EXERCISE INSTRUCTIONS
Copy each line containing the word "icon" from the records that follow, please.
※
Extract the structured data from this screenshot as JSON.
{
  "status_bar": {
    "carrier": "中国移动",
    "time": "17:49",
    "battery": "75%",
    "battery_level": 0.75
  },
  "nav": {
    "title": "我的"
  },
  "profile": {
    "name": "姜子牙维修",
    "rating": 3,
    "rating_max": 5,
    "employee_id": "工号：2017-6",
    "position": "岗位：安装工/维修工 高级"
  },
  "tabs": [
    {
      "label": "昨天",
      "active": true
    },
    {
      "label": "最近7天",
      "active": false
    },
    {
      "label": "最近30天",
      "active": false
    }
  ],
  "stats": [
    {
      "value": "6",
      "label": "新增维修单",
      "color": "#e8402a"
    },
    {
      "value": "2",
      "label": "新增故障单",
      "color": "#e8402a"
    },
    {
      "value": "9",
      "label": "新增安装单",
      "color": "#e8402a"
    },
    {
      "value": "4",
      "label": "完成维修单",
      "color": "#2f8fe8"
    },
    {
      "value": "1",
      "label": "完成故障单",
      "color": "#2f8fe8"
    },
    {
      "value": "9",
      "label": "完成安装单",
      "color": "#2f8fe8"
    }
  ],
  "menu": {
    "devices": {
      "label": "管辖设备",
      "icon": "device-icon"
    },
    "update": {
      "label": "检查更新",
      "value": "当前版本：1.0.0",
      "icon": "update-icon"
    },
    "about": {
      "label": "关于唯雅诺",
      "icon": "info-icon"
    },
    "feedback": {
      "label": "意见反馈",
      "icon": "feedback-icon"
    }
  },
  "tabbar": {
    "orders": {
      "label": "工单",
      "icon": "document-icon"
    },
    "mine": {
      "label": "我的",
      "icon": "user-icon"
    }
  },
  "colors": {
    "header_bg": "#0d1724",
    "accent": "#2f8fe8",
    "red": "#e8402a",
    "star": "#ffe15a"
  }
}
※
ANSWER TO THIS EXERCISE
      "icon": "device-icon"
      "icon": "update-icon"
      "icon": "info-icon"
      "icon": "feedback-icon"
      "icon": "document-icon"
      "icon": "user-icon"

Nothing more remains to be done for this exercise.